Mr. Tim O'Sullivan, Department of Communications, Energy and Natural Resources
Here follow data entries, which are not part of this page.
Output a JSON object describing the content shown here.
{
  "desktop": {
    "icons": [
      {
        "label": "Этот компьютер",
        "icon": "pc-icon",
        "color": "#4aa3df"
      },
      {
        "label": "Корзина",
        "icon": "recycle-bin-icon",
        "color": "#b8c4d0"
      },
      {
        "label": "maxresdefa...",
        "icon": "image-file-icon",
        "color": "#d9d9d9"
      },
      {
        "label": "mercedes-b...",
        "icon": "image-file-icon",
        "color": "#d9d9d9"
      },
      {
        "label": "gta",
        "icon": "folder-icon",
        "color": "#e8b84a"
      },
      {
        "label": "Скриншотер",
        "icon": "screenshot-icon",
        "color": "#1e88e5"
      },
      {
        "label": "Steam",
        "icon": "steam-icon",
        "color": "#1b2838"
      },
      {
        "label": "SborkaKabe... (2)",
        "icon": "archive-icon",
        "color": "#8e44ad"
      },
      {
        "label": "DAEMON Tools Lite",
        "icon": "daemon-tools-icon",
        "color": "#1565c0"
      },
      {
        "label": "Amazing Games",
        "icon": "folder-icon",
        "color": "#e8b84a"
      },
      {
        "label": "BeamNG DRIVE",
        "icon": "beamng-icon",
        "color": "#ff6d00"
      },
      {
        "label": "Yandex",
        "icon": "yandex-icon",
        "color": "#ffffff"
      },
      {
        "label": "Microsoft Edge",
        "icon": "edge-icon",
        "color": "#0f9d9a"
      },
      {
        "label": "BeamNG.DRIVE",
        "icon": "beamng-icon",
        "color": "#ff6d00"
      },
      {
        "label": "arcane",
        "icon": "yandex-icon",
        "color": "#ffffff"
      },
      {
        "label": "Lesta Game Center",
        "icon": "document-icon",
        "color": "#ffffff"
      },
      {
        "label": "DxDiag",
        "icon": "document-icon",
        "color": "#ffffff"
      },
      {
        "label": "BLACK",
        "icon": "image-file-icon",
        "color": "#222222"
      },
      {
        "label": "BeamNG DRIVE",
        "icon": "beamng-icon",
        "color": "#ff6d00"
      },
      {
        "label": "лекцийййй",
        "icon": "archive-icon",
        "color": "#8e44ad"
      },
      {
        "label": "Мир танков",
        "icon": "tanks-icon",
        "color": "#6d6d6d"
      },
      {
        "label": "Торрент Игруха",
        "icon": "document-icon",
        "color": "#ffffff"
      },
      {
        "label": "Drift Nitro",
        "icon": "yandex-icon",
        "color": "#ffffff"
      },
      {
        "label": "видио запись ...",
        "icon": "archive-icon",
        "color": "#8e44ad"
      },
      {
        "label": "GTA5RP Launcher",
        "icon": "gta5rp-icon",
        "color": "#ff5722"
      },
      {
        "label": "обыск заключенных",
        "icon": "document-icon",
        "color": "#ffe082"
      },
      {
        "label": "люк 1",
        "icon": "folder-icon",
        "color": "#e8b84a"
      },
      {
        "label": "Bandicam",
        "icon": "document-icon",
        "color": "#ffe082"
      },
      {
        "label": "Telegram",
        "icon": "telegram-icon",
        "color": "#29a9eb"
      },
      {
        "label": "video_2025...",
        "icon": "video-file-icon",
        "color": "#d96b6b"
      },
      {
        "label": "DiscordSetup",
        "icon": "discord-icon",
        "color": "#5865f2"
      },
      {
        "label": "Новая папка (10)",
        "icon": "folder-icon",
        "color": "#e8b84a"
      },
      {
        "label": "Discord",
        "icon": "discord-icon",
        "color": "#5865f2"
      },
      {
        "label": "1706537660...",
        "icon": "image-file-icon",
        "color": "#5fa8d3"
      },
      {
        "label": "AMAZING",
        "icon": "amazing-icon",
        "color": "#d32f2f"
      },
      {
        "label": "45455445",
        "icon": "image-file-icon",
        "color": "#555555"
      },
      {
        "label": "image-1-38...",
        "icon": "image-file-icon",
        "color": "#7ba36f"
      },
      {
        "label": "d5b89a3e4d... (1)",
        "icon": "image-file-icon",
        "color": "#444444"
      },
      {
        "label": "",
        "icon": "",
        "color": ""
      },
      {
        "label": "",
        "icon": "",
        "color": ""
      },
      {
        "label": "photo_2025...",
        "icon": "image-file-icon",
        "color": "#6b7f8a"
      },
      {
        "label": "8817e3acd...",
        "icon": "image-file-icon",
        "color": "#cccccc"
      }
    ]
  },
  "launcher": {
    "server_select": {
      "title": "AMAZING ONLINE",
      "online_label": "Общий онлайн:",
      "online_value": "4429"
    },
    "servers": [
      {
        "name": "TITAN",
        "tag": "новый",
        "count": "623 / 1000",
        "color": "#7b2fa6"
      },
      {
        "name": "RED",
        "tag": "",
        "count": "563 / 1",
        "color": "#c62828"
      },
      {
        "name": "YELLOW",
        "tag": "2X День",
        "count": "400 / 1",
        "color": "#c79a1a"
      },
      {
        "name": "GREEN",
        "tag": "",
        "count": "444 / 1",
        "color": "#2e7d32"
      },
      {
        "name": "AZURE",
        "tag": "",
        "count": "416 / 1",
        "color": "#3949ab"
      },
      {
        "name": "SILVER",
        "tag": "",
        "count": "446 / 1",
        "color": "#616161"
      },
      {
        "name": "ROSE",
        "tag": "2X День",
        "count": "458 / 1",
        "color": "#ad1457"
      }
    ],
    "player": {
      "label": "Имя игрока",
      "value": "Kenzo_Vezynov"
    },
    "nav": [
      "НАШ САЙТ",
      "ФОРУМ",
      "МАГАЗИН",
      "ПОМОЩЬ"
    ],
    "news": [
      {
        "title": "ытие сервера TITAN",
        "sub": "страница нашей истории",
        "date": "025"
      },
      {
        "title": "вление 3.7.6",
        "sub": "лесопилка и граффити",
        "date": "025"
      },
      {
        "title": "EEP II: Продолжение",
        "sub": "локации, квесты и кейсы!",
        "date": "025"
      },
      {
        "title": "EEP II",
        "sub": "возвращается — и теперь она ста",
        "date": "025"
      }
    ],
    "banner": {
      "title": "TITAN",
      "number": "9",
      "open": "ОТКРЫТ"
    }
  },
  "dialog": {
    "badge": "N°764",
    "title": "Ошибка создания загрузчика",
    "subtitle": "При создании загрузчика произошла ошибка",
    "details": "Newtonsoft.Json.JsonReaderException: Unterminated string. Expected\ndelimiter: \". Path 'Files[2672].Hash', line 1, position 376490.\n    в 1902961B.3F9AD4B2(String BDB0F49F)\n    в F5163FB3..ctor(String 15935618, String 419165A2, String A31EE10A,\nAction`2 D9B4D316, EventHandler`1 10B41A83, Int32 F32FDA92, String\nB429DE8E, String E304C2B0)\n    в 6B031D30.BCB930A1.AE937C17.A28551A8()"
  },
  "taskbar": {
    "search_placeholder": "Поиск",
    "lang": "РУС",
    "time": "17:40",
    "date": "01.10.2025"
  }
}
Mr. Frank Turpin, Educational Manager, Intel Ireland Ltd.The Report "Investing Effectively in and Communications Technology in Schools, 2008-2013" sets out the views of the Steering Group having regard to the critical success factors for successful integration of ICT into learning and teaching. The report is clear and comprehensive arguing for an integrated approach across the recommendations of the Strategy Group. There recommendations cross 7 related areas:Continuing Professional Development - to ensure that teachers gain the capabilities to make meaningful use of ICT in their workSoftware and Digital Content for Learning and Teaching - to ensure that there is an adequate supply of innovative, high quality and Irish curriculum-related digital teaching and learning material available to teachers and students at all levelsICT Equipment - to ensure that adequately specified , up-to-date teaching and learning technology is available in sufficient quantity in all schoolsSchools Broadband Services - to ensure that every school has access to n appropriately specified, cost-efficient broadband service that is delivered to all necessary learning area within the schoolTechnical Support and Maintenance - to ensure that all schools can provide, with a high degree of certainty, a functioning and dependable ICT infrastructure, and that they have access to appropriate technical support and maintenance to sustain this quality of serviceImplementation Structures - to ensure that there is a well-informed, well-resources and responsive authority that can progress the initiative of transforming schools into e-learning environments with the seriousness of purpose and the vision requiredInnovative Practice and Research - To ensure that our vision for digital technology in education becomes and remains vibrant, relevant and at the forward edge internationallyThe Group believes that addressing any one area in isolation will reduce the impact and outcomes for the learner. The Strategy Group Report highlights the need for systematic planning to ensure maximum impact from the planned ICT Strategy for schools. The report stresses that the critical role of the Principal and ICT Co-ordinator in driving the integration of ICT within the school is pivotal to developing a whole-school shared vision of ICT as a motivational and inspirational tool for use in meeting the objectives of the curriculum. The report states that the challenge now is to ensure that the emphasis on ICT in schools shifts, in the immediate future, from technology provision to a focus on its deliberate use by the learner. The pursuit of creativity and inventiveness are now pivotal skills in a knowledge economy and the embedding of ICT in learning can greatly facilitate their development.